◆ **Action item**: The answer must be every line of the records below that contains the word "label".

[Page and application data records]
-- Opening Marker --

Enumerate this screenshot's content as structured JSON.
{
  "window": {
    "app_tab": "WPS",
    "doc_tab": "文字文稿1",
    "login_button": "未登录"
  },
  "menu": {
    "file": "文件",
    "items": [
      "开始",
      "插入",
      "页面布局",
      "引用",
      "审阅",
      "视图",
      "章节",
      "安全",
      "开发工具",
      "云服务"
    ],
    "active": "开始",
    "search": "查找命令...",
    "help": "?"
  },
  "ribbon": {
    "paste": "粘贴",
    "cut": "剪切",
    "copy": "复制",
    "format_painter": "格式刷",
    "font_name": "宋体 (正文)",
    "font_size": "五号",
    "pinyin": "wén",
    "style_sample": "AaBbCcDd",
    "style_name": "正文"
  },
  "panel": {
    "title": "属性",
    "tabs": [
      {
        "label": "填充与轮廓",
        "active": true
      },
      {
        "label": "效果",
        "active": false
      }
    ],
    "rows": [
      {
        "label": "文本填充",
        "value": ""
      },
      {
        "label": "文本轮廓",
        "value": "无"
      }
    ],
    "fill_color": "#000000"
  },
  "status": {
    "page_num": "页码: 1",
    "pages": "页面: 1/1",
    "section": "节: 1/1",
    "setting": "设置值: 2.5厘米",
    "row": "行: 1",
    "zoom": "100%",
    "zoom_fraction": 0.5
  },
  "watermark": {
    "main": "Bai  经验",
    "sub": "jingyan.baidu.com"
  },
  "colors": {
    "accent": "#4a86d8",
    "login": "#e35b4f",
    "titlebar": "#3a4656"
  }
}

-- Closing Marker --

◆ **Answer below**:
        "label": "填充与轮廓",
        "label": "效果",
        "label": "文本填充",
        "label": "文本轮廓",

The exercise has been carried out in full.